→ Exercise brief
Return the lines below that carry the word "Files".

= Beginning of Section =

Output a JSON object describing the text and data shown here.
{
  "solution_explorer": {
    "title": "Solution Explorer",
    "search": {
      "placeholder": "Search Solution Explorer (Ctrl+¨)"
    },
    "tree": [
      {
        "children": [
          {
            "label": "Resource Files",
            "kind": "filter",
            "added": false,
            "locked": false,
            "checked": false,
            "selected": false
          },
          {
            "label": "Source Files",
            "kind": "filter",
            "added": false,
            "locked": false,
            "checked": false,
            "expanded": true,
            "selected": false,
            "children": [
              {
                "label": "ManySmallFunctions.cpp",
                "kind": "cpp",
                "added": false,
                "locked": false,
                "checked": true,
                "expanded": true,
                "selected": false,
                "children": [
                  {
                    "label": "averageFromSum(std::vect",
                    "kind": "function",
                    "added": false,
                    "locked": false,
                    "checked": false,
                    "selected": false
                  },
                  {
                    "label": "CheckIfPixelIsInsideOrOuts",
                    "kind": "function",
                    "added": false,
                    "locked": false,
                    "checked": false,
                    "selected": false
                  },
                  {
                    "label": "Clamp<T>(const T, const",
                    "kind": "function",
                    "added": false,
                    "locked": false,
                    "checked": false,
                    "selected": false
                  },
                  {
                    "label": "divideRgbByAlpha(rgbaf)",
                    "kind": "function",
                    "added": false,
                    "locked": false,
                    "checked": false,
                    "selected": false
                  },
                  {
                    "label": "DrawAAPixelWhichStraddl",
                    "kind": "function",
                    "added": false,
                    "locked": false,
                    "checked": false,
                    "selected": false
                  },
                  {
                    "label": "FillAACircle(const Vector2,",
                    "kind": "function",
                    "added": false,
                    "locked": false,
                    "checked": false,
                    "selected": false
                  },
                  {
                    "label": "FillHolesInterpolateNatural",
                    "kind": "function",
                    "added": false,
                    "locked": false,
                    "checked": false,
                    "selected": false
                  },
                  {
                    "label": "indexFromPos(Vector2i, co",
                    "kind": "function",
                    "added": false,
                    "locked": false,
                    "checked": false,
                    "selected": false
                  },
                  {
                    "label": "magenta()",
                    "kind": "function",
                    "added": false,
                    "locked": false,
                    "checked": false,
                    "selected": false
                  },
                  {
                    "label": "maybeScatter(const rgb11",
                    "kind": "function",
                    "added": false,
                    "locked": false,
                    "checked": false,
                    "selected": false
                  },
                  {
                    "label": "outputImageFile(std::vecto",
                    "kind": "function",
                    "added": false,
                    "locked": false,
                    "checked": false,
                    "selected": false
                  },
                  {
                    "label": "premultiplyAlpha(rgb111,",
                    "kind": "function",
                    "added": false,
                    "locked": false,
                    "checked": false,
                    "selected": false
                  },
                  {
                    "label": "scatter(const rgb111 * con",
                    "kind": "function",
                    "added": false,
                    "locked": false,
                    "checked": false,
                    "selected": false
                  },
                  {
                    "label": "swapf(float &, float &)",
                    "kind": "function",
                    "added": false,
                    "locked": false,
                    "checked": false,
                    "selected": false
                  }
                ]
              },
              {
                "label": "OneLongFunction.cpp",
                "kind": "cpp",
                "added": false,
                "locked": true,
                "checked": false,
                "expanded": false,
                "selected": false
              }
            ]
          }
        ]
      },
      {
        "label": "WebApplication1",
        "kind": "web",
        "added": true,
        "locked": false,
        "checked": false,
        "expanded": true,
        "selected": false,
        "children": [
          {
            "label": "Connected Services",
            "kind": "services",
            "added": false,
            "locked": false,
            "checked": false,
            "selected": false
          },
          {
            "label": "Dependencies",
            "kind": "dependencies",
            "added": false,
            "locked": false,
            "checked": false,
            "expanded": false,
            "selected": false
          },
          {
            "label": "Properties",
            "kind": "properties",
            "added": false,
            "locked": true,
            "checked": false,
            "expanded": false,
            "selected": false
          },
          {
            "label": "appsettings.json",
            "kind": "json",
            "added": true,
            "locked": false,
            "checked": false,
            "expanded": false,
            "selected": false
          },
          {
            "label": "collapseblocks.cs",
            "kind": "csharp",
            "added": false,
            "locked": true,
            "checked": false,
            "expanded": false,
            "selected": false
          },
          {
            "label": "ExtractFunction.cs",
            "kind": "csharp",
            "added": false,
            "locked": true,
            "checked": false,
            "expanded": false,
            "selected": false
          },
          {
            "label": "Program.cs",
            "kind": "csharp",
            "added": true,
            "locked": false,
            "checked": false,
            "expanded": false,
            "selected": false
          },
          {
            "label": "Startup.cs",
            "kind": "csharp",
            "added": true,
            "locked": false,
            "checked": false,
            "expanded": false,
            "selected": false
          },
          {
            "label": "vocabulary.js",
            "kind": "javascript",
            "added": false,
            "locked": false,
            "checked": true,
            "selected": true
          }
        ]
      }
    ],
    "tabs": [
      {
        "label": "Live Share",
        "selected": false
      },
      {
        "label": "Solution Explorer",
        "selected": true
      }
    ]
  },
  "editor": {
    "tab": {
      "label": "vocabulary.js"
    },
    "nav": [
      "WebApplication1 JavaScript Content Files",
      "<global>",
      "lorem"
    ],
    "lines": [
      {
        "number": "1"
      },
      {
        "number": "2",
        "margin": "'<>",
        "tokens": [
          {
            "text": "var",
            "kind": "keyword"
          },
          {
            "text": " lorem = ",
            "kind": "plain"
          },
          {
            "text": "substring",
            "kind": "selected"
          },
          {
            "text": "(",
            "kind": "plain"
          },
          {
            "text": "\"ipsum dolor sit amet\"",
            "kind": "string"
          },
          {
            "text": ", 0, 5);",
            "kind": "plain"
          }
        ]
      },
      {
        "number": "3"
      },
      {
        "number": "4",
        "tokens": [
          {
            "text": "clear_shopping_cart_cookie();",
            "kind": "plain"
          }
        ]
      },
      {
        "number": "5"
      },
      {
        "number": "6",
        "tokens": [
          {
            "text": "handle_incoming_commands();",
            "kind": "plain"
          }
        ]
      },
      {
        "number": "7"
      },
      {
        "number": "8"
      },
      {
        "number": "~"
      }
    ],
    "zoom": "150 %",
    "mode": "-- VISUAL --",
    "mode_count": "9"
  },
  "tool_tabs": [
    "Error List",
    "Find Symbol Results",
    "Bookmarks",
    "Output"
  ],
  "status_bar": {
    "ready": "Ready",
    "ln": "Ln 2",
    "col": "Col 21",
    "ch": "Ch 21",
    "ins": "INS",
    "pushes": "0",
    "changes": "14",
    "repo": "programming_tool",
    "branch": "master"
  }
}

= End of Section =

→ Output of the task
            "label": "Resource Files",
            "label": "Source Files",
      "WebApplication1 JavaScript Content Files",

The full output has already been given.